129 (516):1071-1094 (2019
When one has both epistemic and practical reasons for or against some belief, how do these reasons combine into an all-things-considered reason for or against that belief? The question might seem to presuppose the existence of practical reasons for belief. But we can rid the question of this presupposition. Once we do, a highly general ‘Combinatorial Problem’ emerges. The problem has been thought to be intractable due to certain differences in the combinatorial properties of epistemic and practical reasons. Here we bring good news: if we accept an independently motivated version of epistemic instrumentalism—the view that epistemic reasons are a species of instrumental reasons—we can reduce The Combinatorial Problem to the relatively benign problem of how to weigh different instrumental reasons against each other.

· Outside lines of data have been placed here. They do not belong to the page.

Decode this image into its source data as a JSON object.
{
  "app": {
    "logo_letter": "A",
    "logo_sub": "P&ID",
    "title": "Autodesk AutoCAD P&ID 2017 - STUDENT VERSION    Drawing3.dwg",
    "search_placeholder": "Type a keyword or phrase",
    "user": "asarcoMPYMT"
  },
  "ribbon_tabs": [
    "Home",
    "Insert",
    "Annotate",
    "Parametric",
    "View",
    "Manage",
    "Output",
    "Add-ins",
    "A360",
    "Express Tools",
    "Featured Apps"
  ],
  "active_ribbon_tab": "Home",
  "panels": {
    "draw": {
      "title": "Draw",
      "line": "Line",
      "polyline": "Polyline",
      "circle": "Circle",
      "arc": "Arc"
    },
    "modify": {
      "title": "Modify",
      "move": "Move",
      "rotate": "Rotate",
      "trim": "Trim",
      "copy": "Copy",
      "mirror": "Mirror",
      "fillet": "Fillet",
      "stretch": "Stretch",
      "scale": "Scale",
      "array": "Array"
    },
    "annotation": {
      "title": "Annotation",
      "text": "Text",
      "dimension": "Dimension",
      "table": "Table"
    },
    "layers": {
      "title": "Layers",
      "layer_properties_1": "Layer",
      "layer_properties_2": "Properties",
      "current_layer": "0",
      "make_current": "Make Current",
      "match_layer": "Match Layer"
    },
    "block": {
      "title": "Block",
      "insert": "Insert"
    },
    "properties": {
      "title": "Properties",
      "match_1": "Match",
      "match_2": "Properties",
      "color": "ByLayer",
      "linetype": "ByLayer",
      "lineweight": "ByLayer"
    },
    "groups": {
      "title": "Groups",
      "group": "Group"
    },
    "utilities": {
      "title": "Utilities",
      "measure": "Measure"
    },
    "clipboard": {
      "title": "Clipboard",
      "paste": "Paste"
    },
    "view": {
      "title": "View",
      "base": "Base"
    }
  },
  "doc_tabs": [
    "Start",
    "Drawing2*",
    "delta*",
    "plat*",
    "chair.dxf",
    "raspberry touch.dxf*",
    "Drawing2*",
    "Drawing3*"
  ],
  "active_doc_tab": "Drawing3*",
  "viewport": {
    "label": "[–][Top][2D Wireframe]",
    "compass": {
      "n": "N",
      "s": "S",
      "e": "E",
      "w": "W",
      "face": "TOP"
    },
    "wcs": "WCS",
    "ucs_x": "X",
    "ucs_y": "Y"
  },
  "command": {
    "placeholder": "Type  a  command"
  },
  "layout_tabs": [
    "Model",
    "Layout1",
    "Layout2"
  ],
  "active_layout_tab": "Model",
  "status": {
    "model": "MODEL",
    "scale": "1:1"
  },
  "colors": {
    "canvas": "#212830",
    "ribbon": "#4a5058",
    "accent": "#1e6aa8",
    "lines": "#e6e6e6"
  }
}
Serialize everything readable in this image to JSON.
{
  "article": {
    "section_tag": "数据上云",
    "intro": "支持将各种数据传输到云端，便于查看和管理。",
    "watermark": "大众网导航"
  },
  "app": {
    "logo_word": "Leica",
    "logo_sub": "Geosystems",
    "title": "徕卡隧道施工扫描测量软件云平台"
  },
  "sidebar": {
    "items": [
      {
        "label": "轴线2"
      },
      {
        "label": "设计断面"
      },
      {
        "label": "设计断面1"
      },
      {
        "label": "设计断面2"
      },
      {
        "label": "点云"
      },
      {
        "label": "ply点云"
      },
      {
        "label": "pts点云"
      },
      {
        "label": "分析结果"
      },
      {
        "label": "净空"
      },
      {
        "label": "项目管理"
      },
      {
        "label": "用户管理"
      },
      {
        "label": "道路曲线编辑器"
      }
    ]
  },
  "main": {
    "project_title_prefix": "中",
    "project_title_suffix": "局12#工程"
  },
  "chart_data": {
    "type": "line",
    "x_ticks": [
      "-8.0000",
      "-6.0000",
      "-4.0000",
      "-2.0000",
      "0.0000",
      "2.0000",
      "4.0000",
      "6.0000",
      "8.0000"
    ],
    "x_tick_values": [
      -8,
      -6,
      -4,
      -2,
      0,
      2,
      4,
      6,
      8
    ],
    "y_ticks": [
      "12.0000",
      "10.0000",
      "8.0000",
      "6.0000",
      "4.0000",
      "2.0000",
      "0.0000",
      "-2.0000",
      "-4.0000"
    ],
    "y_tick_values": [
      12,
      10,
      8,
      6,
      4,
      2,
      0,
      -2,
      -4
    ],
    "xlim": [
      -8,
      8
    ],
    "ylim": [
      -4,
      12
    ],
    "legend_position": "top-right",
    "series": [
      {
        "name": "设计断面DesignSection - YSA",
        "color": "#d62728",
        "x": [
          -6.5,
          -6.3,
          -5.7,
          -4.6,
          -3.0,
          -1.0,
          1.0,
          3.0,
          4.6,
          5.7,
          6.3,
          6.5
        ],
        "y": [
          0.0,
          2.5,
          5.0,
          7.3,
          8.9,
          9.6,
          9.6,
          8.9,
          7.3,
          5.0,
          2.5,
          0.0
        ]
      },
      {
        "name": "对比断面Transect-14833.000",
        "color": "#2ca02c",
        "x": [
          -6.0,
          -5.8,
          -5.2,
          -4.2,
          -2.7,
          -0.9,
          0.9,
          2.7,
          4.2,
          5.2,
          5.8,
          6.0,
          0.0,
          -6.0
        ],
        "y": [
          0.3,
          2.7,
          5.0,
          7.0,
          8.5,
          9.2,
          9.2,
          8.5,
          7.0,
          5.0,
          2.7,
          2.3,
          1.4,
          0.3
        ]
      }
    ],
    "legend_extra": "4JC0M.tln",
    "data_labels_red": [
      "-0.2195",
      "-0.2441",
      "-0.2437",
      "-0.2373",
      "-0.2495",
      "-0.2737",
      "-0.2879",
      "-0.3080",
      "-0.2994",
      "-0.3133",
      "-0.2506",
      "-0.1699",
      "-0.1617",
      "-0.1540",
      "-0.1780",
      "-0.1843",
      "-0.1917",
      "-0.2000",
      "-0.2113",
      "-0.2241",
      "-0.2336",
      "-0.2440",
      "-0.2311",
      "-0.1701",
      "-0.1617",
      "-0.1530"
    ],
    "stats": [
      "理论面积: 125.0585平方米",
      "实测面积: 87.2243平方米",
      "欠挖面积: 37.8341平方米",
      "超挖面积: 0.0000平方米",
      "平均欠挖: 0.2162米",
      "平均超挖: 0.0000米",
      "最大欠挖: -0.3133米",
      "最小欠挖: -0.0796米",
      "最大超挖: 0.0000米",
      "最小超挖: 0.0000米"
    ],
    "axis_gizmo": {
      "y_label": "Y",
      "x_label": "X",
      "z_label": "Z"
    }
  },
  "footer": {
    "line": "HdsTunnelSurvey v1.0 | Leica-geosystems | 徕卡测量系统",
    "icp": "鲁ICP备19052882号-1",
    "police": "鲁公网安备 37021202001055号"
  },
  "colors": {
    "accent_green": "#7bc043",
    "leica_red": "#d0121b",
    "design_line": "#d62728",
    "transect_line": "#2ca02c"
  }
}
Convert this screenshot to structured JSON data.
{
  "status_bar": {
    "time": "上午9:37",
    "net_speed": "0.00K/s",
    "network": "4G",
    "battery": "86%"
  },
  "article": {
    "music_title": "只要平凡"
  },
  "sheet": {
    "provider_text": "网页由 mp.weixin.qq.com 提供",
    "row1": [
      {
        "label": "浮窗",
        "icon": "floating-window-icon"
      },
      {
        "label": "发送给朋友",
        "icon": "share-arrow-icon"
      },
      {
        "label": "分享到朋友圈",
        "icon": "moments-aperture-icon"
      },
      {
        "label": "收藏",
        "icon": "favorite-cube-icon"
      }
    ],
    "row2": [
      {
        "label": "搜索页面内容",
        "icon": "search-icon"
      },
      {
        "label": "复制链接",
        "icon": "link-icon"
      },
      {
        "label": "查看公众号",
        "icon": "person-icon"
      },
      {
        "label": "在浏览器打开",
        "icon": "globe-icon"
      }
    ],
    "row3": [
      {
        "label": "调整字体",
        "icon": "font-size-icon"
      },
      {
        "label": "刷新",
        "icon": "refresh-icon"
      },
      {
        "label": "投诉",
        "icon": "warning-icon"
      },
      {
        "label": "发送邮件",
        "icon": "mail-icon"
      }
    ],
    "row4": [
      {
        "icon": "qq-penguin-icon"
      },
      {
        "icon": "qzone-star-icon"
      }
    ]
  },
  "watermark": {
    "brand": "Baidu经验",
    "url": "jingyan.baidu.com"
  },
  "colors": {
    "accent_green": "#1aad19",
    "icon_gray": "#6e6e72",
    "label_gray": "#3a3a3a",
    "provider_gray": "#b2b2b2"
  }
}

As an added benefit, the instrumentalist account can explain the apparent intractability of The Combinatorial Problem in terms of a common tendency to think and talk about epistemic reasons in an elliptical manner.